▸ EXERCISE PROMPT:
Scan the data for "excerpt" and copy the lines it appears in.

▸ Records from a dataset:
--
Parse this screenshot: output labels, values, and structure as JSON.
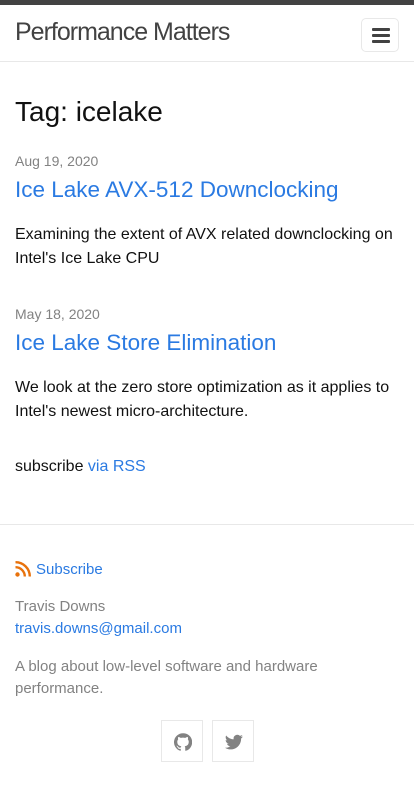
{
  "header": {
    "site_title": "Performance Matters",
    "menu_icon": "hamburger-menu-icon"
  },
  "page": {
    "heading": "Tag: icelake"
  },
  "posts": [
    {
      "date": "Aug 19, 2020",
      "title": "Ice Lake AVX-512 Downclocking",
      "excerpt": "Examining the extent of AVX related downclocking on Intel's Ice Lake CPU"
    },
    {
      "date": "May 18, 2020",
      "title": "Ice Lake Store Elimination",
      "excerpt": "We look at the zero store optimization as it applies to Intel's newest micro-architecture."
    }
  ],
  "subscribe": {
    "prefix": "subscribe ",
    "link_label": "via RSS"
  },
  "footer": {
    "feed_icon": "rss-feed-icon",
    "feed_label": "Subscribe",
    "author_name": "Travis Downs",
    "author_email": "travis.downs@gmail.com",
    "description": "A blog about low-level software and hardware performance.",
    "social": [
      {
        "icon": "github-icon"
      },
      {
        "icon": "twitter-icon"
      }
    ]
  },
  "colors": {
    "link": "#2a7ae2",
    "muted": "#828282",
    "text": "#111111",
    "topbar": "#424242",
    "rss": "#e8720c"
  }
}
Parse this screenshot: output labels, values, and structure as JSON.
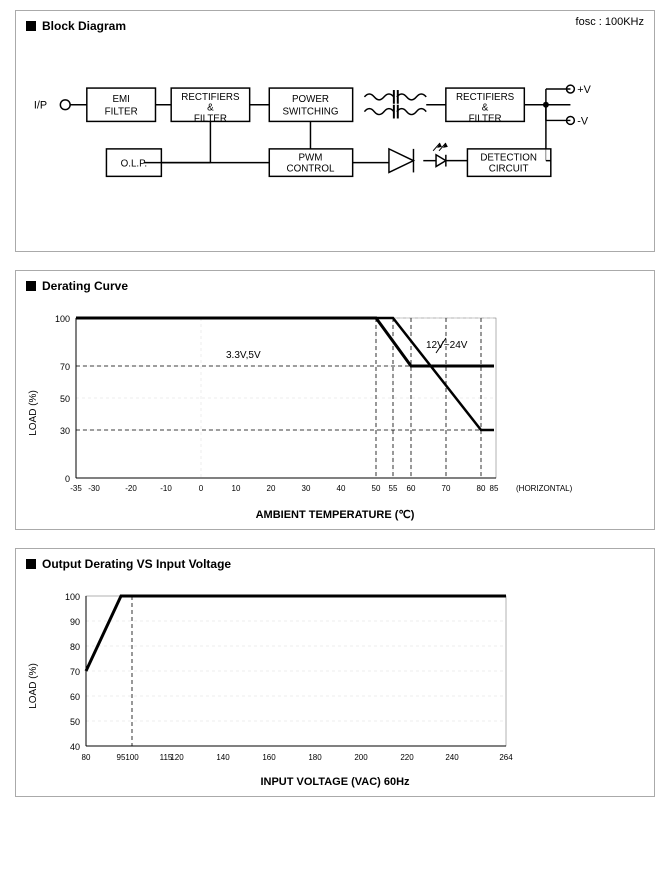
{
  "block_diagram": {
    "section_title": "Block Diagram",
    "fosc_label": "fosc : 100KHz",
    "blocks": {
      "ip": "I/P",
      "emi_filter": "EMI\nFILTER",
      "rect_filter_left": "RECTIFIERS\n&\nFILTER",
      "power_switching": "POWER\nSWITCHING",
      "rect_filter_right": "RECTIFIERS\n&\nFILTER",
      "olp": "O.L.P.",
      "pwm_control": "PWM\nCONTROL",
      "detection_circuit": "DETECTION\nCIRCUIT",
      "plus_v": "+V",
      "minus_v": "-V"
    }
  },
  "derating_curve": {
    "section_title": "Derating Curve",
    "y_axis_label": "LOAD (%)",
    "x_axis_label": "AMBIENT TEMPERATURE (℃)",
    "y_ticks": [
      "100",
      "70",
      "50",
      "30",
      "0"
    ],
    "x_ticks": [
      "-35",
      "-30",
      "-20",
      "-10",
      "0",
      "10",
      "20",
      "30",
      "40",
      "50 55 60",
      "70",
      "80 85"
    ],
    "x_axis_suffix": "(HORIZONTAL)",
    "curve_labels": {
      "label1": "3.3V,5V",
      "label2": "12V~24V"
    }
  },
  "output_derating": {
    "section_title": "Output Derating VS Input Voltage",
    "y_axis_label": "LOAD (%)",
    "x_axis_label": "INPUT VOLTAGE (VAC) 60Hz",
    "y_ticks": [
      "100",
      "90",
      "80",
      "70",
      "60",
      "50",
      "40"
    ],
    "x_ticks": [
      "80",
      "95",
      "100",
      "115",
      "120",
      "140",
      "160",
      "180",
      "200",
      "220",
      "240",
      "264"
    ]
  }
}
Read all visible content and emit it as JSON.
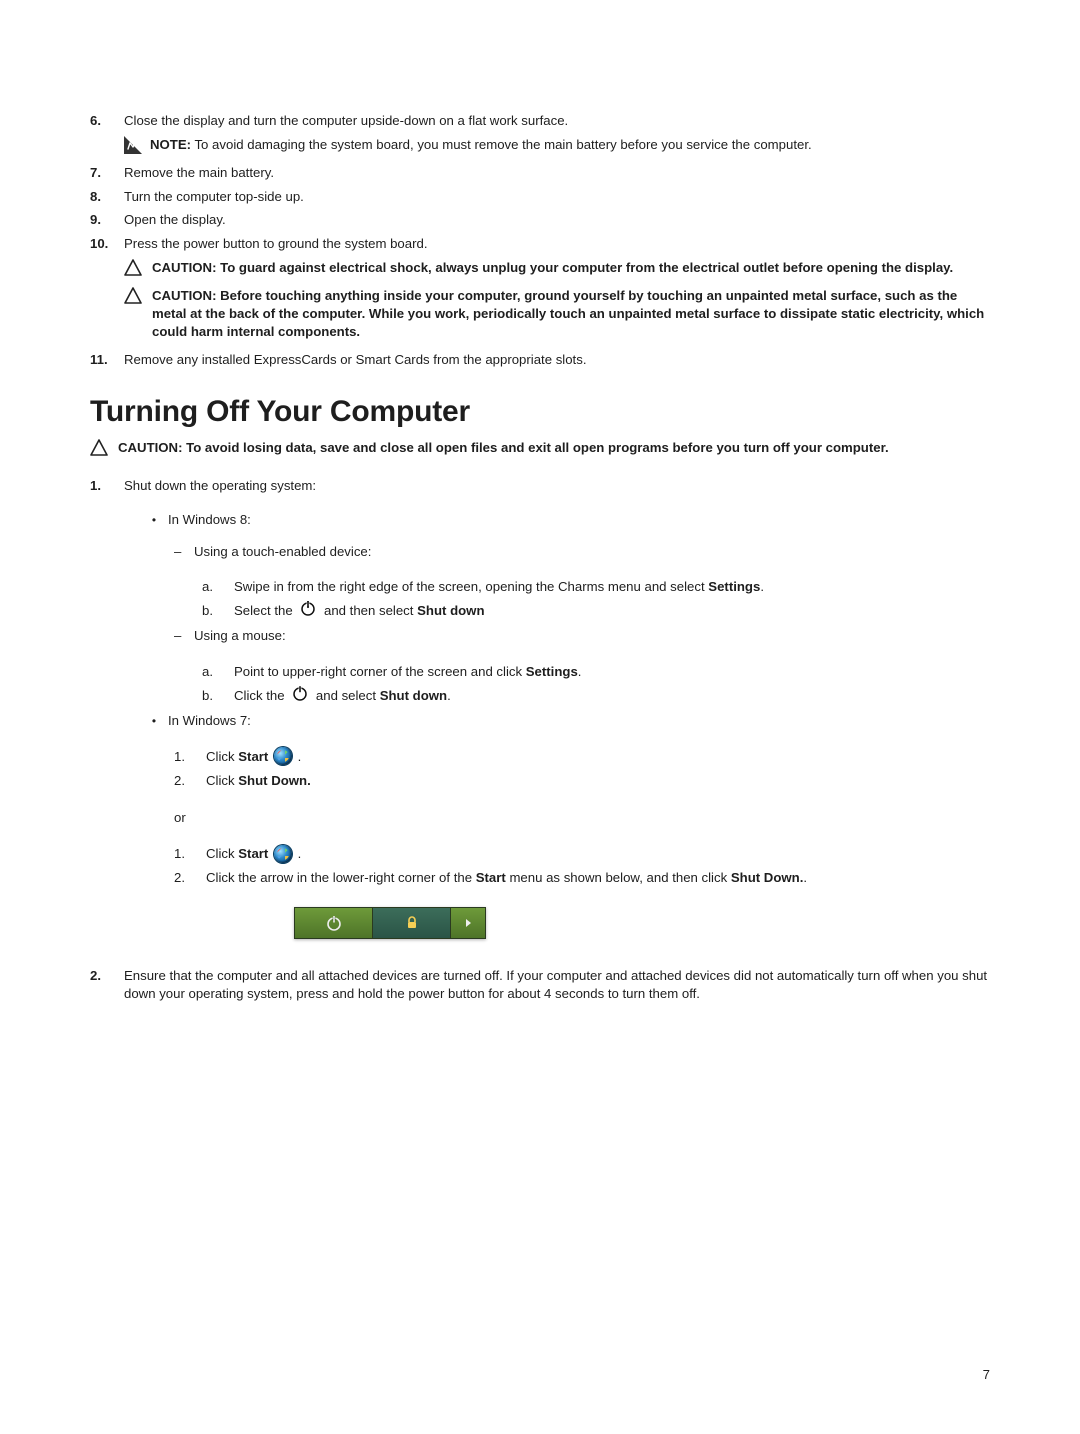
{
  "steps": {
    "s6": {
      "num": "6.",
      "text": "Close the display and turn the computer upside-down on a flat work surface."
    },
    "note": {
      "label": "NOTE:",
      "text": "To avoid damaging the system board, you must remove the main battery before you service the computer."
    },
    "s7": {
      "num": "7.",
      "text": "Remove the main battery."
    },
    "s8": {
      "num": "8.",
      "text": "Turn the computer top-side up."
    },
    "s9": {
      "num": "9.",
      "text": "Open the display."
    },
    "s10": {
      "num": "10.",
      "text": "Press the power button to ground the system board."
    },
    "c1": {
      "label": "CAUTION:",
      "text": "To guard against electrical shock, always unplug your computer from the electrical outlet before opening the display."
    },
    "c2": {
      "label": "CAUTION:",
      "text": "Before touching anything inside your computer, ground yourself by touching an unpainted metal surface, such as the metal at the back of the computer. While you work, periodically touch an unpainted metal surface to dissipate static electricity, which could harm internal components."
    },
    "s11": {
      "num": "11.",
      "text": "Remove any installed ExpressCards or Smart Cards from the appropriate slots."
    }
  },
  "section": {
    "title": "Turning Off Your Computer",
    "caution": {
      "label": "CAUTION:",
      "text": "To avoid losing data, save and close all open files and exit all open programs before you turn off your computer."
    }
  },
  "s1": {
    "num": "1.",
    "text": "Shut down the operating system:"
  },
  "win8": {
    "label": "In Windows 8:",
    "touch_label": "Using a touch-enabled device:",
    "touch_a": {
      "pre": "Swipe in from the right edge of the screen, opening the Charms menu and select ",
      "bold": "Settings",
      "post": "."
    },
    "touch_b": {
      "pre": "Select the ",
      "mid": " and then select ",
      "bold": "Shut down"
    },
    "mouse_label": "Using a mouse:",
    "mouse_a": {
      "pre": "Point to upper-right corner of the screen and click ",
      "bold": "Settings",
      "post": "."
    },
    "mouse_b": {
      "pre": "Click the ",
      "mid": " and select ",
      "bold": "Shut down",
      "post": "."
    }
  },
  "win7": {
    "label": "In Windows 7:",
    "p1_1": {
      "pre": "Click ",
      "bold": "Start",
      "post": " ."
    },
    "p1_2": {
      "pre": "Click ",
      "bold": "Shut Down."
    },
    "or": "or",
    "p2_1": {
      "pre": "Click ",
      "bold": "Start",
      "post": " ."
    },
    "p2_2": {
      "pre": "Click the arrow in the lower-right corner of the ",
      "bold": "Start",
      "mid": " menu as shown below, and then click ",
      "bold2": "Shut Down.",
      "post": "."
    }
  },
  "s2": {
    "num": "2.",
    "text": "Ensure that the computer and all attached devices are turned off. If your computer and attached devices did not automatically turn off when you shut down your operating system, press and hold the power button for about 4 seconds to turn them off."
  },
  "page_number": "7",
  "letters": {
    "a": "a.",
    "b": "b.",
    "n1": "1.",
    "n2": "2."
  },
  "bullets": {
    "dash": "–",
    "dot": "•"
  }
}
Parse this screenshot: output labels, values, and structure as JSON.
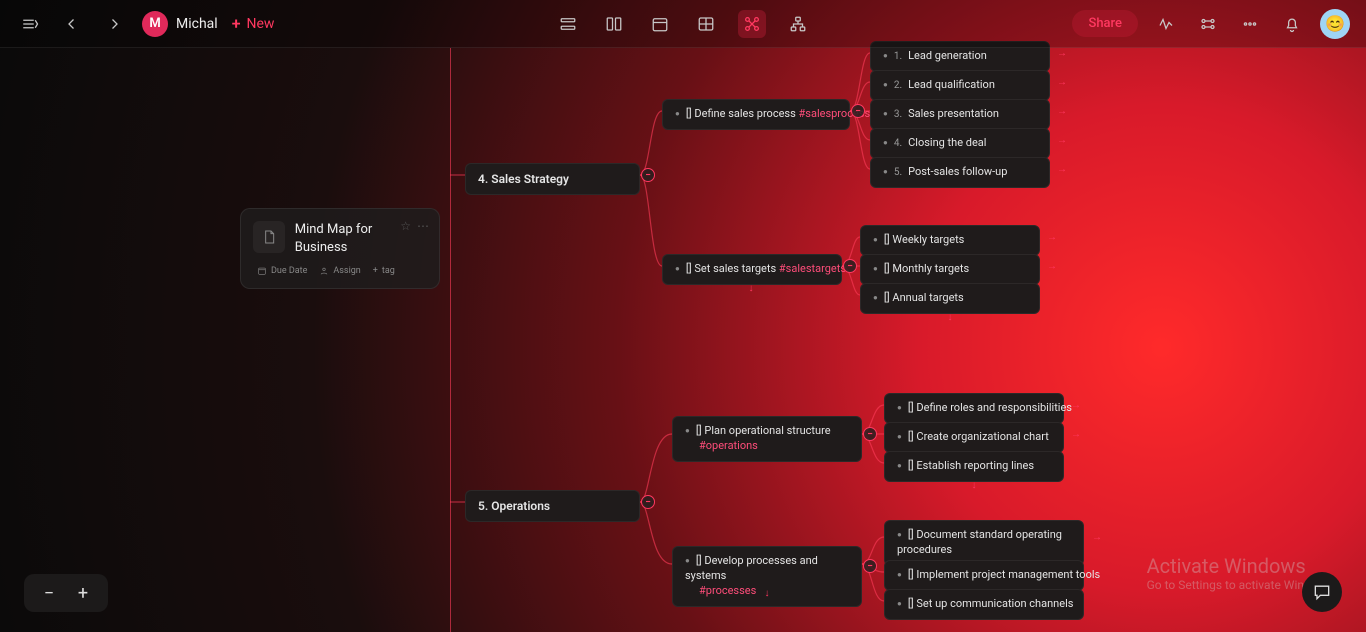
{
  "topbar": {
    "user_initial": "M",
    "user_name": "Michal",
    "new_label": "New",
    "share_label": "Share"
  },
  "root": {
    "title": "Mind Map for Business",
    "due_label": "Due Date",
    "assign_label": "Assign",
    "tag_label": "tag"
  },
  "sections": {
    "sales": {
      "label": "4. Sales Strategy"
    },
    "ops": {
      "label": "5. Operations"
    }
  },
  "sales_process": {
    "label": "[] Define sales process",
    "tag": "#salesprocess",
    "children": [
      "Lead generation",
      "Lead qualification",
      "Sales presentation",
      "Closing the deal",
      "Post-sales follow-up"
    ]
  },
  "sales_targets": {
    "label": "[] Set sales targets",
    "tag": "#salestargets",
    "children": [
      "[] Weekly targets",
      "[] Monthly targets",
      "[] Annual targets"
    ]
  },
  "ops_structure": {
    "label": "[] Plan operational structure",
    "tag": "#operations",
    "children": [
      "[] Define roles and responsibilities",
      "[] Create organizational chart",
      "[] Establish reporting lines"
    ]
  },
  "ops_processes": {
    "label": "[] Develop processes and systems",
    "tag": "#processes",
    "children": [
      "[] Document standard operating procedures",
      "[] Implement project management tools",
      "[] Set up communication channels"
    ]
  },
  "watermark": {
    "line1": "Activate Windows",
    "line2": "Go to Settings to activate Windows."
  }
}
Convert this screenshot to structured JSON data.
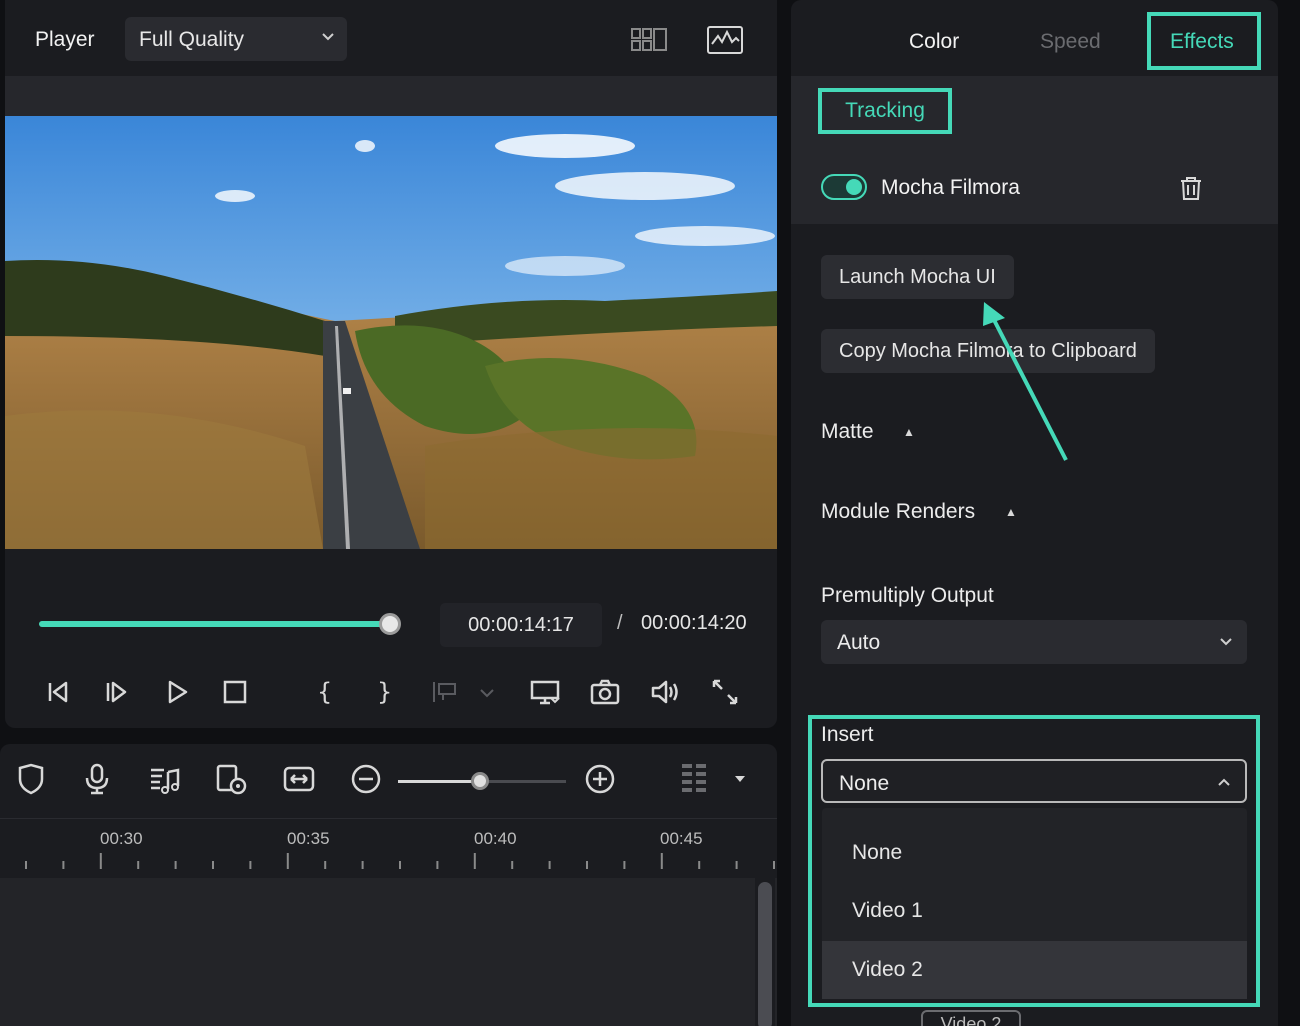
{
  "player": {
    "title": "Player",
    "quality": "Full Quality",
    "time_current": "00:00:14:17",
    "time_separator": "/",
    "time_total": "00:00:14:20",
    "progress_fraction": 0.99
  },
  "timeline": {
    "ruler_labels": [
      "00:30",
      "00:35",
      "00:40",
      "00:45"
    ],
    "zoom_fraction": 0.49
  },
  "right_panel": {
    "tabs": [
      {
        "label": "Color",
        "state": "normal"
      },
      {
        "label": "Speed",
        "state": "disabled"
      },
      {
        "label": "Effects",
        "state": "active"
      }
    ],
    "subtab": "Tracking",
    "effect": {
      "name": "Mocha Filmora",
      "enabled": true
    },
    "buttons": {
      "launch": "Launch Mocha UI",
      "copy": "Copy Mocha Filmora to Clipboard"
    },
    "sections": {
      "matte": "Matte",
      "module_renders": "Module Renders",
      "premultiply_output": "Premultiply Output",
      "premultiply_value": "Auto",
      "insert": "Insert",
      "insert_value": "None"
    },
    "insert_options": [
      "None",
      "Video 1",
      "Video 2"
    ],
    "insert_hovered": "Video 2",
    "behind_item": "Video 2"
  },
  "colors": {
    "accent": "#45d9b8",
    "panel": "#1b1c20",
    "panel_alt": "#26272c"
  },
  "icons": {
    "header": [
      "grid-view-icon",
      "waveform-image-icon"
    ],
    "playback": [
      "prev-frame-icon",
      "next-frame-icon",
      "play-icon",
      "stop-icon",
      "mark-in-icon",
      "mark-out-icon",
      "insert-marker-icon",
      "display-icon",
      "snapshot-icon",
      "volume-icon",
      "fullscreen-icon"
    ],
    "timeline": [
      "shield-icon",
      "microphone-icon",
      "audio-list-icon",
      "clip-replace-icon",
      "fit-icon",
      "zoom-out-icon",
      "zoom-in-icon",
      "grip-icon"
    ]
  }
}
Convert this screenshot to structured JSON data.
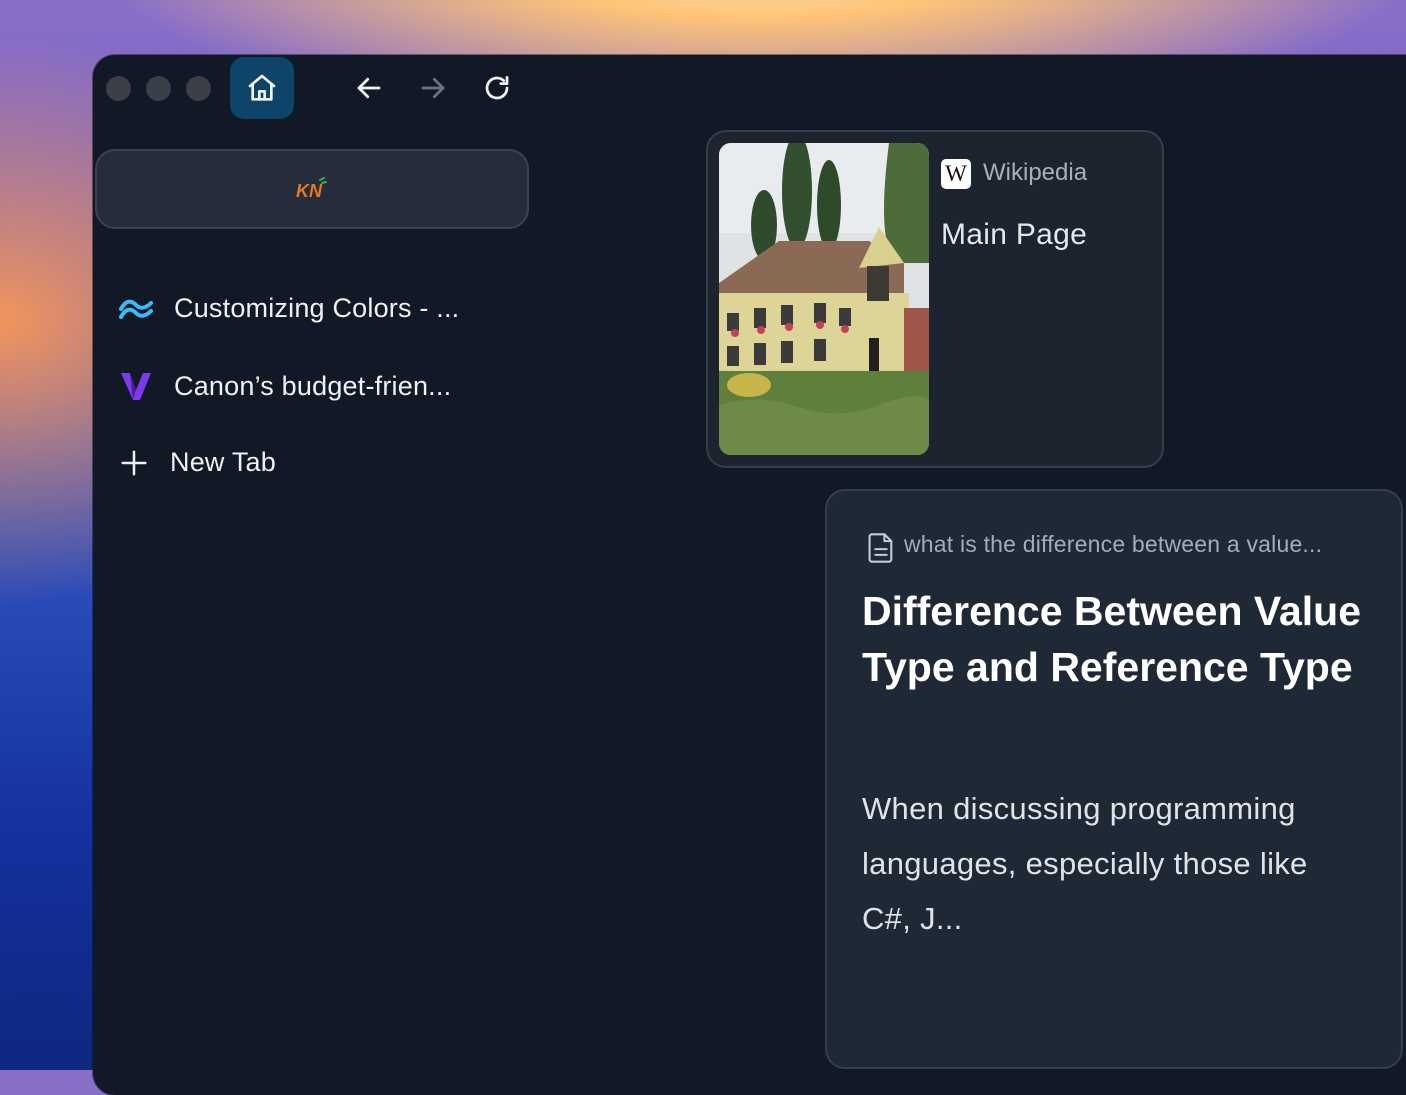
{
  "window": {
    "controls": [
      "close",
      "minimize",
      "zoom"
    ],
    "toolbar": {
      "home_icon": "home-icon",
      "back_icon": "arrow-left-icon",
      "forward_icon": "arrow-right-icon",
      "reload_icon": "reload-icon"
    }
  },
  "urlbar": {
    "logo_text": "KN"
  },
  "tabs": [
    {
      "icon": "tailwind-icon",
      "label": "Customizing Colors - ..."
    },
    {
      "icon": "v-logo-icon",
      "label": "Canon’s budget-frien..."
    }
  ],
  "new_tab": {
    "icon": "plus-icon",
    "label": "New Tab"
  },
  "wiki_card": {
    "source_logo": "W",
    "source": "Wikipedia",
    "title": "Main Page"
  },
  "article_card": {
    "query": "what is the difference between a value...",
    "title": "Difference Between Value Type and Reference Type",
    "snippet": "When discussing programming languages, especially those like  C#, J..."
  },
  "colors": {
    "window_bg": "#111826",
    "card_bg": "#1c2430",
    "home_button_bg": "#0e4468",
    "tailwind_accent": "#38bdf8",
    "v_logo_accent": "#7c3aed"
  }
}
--
▸ OUTPUT FOR THIS TASK:
      "excerpt": "Examining the extent of AVX related downclocking on Intel's Ice Lake CPU"
      "excerpt": "We look at the zero store optimization as it applies to Intel's newest micro-architecture."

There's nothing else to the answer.